A wildfire that consumed more than 4,000 acres near Warroad in northern Minnesota is about 80 percent contained as of Sunday morning, fire officials said.
It's just the latest in a series of wildfires that have broken out in the area over the past few weeks because of extremely dry conditions and a lack of rain.
The blaze, known as the Palsburg Fire, began Wednesday and has been burning on state land in the Beltrami Island State Forest, according to the Minnesota Incident Command System (MNICS).
The cool, wet weather that's expected over the next several days has lessened the risk of the fire, and the state is turning over management of the firefighting to local officials, the MNICS said.
It's been a challenging spring for fire crews around the state. The Department of Natural Resources says more than 800 fires have broken out so far, and burned 15,000 acres.
So far this year, the agency has responded to almost twice as many fires as it did in all of last year.
“With last year’s drought, lack of winter snow fall and early spring, wildland firefighters and rural fire departments are already battling wildfires this spring,” said Linda Gormanson, the DNR's wildfire prevention coordinator.
Burning restrictions remain in effect over much of Minnesota, as illustrated by this map.
It's probably more than a coincidence, then, that this week has been declared Wildfire Prevention Week in Minnesota to help increase awareness of fire hazards outdoors.
According to the DNR, spring is prime time for wildfires, after the snow has melted and before grasses, shrubs and other vegetation start to green up, because last year's dry vegetation can catch fire quickly.
The DNR is urging people to be more careful with any fires they set outside, noting that the vast majority of wildfires are human-caused.
Most grass and brush fires are started by burning debris that escapes from debris fires or campfires, according to the DNR.
Officials encourage people to mulch or compost old vegetation instead of burning it.
Burning permits are required for such fires, and can be restricted depending on weather conditions. They're available online, from local fire wardens or DNR forestry offices.
The latest information on fire danger and burning restrictions is available here.
On average, fire agencies in Minnesota annually respond to 1,200 wildfires that burn over 38,000 acres at a cost of tens of millions of dollars.

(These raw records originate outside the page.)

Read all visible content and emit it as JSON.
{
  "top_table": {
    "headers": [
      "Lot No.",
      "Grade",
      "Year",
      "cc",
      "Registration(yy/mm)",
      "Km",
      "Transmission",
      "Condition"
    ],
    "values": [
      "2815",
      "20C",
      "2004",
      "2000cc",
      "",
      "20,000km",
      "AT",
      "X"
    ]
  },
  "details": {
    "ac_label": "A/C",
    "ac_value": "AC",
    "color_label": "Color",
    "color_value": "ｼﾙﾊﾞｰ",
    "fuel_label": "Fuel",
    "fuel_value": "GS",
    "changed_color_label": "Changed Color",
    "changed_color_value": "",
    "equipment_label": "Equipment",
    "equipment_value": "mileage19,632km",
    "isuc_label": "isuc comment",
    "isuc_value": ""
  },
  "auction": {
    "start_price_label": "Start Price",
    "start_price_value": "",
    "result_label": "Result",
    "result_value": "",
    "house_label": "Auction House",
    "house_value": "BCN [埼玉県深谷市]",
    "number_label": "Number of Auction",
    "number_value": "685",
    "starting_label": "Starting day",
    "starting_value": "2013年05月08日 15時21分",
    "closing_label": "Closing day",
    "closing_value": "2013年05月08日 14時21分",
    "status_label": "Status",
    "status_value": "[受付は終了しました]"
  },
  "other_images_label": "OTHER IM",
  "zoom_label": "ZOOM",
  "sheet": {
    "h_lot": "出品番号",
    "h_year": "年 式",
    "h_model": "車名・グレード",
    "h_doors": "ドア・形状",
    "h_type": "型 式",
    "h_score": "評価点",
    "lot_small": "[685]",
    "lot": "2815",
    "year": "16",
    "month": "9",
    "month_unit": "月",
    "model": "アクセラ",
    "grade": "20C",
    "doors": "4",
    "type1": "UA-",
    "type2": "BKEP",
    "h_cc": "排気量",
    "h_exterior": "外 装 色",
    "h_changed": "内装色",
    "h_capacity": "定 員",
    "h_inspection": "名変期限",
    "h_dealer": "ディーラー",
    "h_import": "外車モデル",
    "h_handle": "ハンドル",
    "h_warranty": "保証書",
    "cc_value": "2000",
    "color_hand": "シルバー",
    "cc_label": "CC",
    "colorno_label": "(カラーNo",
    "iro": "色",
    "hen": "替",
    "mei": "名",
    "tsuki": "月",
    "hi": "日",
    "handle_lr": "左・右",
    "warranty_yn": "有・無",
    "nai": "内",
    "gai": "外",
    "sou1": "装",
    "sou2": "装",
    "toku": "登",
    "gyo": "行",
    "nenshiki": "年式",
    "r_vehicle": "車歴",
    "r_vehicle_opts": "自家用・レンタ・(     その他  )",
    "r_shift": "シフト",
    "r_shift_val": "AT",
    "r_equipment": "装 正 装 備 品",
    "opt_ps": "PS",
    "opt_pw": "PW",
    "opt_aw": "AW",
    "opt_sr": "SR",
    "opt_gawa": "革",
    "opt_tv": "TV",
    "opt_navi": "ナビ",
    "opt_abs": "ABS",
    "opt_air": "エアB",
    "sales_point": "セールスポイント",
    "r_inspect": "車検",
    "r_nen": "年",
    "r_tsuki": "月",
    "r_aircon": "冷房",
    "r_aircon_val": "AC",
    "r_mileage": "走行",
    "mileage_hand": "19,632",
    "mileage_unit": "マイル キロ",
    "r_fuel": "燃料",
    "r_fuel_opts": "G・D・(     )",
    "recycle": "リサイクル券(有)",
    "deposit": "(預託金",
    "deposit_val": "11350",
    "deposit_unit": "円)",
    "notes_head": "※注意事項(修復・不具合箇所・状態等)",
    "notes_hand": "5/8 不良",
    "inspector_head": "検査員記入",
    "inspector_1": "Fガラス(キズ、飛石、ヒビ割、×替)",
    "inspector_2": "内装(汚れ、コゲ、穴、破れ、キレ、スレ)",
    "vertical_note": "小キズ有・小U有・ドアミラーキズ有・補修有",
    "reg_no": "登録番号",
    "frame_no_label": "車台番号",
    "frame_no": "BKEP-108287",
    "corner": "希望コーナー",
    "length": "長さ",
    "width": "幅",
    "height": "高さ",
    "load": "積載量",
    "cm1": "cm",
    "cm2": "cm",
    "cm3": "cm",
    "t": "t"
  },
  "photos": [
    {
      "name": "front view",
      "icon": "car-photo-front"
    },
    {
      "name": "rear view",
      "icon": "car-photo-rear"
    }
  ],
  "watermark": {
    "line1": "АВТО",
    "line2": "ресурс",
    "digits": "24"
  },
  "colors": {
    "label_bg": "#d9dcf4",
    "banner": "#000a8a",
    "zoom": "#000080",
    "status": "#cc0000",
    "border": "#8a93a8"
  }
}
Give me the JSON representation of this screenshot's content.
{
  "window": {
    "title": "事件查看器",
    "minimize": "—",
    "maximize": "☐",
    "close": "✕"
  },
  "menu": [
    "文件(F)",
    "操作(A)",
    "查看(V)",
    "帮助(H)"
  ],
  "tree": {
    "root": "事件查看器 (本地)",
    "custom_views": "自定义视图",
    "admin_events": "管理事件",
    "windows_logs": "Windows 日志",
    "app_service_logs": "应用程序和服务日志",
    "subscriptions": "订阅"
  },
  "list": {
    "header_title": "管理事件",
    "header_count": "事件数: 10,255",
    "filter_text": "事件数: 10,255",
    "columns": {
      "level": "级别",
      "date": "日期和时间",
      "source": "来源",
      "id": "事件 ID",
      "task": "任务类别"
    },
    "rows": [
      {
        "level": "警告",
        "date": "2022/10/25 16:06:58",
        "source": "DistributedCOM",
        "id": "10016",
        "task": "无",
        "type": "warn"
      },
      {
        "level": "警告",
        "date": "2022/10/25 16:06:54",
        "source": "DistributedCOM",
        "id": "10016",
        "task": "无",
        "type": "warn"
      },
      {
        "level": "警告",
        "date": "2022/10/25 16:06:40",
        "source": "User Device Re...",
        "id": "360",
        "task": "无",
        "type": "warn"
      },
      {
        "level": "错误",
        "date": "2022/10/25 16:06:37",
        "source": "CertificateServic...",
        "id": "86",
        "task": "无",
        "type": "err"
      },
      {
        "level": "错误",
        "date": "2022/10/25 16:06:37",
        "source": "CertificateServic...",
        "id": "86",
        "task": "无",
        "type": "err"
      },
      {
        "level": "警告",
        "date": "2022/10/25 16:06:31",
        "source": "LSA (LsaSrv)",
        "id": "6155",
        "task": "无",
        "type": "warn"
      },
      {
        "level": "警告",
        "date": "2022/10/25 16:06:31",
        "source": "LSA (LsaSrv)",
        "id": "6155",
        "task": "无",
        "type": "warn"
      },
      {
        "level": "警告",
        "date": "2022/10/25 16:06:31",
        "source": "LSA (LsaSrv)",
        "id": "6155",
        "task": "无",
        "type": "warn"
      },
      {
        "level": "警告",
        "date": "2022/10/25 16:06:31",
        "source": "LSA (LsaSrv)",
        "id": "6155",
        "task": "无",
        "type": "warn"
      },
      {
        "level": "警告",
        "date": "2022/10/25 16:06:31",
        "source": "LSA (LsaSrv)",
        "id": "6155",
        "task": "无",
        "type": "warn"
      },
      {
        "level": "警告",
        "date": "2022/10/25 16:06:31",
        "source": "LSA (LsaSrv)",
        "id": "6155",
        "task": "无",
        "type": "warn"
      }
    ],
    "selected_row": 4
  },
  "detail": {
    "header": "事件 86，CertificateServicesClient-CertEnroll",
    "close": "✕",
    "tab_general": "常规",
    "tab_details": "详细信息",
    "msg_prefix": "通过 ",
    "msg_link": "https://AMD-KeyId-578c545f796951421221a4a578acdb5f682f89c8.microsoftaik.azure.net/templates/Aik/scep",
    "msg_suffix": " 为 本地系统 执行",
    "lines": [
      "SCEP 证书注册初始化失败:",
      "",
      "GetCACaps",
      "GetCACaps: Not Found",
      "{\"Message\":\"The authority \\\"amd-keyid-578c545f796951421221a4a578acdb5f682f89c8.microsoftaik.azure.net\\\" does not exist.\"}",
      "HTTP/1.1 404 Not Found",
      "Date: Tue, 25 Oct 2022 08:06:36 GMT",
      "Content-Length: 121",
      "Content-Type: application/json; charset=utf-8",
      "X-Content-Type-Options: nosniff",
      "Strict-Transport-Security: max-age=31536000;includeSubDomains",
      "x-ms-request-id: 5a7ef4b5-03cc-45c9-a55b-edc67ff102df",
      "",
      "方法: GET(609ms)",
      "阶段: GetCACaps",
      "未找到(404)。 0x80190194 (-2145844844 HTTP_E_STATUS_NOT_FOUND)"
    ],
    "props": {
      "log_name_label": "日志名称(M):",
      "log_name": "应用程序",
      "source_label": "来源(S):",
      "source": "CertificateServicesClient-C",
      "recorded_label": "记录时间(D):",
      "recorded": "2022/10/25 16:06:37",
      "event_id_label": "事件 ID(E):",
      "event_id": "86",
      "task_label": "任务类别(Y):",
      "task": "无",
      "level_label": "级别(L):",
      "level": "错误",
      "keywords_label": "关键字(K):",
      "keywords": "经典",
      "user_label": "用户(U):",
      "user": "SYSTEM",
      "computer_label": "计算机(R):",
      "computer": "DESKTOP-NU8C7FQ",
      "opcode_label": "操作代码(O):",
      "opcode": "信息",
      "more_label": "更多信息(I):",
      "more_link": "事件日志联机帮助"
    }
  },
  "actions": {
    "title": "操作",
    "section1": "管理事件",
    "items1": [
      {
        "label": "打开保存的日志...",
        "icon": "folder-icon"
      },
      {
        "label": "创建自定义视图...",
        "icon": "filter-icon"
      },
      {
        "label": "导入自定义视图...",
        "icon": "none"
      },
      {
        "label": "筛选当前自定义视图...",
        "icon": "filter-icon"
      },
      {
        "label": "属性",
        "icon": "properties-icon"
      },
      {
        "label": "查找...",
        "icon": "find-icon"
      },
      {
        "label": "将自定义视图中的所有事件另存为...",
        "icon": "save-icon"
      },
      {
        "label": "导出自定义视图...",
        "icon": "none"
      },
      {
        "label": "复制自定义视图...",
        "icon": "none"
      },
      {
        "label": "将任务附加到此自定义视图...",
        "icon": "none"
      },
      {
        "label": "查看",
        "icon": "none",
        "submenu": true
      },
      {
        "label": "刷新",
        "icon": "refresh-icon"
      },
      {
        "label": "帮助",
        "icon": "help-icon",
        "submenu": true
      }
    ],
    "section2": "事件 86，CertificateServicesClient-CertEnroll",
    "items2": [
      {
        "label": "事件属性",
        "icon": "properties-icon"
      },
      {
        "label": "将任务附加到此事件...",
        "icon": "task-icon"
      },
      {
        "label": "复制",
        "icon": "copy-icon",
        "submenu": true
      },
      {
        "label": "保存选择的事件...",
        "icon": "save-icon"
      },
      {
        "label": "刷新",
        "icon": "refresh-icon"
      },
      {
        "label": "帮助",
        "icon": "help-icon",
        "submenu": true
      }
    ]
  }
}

Current information on statewide fire danger and burning restrictions is available online. Burning permits are available online, from local fire wardens or DNR forestry offices.